Marc Chagall was in his 90s when he created a series of stained glass windows, which decades later still draw thousands of visitors each month to the top of a hill in Mainz, Germany. They grace a cathedral, of all things, and that built originally to serve the Holy Roman Empire. It was then vicar Klaus Mayer who asked Chagall to help restore the church so heavily damaged during Word War II. Chagall, nee Moishe Shagal was a Jew, middle-aged in the mid-twentieth century. Born in Russia, and settled in France, he survived WWII in the United States.
Now, I’ve seen Chagall’s stained glass windows in Jerusalem’s Hadassah Hospital in Jerusalem — a visual representation of biblical poetry describing the twelve tribes of Israel (Genesis 49 and Deuteronomy 33). I’m a fan of his sketches and paintings, too. But there’s something particularly moving about this space flooded with a cool and calming blue.

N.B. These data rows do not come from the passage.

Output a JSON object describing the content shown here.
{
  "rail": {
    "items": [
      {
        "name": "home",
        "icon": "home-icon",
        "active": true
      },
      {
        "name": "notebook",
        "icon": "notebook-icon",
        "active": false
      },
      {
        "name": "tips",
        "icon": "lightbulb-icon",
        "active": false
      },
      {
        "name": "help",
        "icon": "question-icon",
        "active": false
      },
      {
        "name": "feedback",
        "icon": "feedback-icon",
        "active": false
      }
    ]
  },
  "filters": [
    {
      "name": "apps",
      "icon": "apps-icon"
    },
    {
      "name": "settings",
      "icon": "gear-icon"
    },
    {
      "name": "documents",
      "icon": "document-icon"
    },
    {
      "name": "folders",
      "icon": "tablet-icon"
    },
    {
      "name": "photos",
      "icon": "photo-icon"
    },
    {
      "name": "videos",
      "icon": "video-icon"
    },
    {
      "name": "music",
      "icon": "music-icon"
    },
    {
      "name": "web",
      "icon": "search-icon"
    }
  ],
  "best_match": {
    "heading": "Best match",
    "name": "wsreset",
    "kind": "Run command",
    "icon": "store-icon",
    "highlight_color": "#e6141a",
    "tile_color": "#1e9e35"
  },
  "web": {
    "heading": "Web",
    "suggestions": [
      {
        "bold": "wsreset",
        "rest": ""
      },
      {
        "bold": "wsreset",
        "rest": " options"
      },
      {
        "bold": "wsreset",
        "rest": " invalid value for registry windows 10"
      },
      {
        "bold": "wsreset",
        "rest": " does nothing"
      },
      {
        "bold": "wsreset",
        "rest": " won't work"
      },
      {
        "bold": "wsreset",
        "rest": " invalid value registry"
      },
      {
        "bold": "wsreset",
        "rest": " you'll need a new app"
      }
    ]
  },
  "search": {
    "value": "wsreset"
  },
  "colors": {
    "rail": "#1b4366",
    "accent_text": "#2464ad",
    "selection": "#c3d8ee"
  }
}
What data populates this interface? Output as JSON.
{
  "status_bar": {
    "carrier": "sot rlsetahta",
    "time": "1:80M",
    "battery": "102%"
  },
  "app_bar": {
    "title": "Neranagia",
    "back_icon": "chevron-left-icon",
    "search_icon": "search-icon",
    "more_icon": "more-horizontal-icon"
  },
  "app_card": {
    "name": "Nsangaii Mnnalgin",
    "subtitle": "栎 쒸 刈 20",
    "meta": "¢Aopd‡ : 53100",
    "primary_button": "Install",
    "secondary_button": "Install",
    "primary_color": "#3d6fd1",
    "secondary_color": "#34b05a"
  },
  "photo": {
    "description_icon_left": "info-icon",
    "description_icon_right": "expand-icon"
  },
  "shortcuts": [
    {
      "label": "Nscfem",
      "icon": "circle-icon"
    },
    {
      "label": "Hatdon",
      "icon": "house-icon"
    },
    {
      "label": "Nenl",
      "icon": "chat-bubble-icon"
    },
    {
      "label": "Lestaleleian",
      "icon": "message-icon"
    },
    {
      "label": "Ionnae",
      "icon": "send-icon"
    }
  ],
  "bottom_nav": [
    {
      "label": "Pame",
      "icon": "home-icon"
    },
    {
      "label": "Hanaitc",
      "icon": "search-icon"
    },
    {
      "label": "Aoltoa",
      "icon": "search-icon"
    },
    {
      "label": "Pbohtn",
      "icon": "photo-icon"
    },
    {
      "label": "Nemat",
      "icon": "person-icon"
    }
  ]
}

Blue dominates the windows and thus the chapel illuminated by them. The biggest windows, those that flank the sanctuary have no figures in them at all but wave and swirl in shades of blues. These were not actually made by Chagall but by Charles Marq, a friend and sometimes collaborator with Chagall. Their names have a graceful symmetry — Marc Chagall, Charles Marq — that suits the manner in which Marq picked up without strictly imitating Chagall’s colors and style after the master’s death and carried them forward in this place.
But it is the windows that Chagall created that are the transporting art of St. Stephan’s Mainz. The celebration of creation, the wonder of a God in relation to ordinary human beings, the partnership of male and female, and the power of sacred text, these are not specifically Jewish or Christian ideas but transcend religious lines. That said, Chagall included also the Christian-specific images of Mary’s annunciation and the crucifixion of Christ. I have never seen Christ in flight on the cross, and I’m not sure that Chagall had that in mind with this image. Yet there is a lift to Jesus’ arms and hands, a weightlessness down through his legs that suggests flight. Or maybe the angels and birds that all around simply worked on my subconscious in ways that made me see Chagall’s Christ as already transformed and transforming.
Chagall was a mystic. He called his art “supranatural.” Anyone familiar with the biblical narratives in Genesis or with Moses and David will recognize them in these images, but Chagall took license, too. In the bottom panel of one of the side windows a great big red rooster with a smaller woman figure is called “Polarity of the Creation.” David plays his harp in heaven near the top of another panel.
That Chagall made these windows when he was in his 90s is inspiration in itself. Add to that that the images, cast in Chagall’s seemingly effortless style, are by all accounts imperfect. The candles lean a bit, there’s a floating donkey with no real feet but a sweet, sweet smile, and one of the angels has two faces. But who cares? It works. It so works.
I walked out of the church into a warm and breezy afternoon feeling lighter reminded that reconciliation and healing between peoples is possible. What is imperfect can be invaluably great. A single lifetime is never enough, so never quit. And there is much, much, so much more than any one of us is or sees or can even imagine.
So let the fiddlers float, rainbows serve as rooster perch, and Jerusalem come down from heaven. Oh, and please, don’t anyone bomb Mainz again.
A version of this article also appears on The Huffington Post.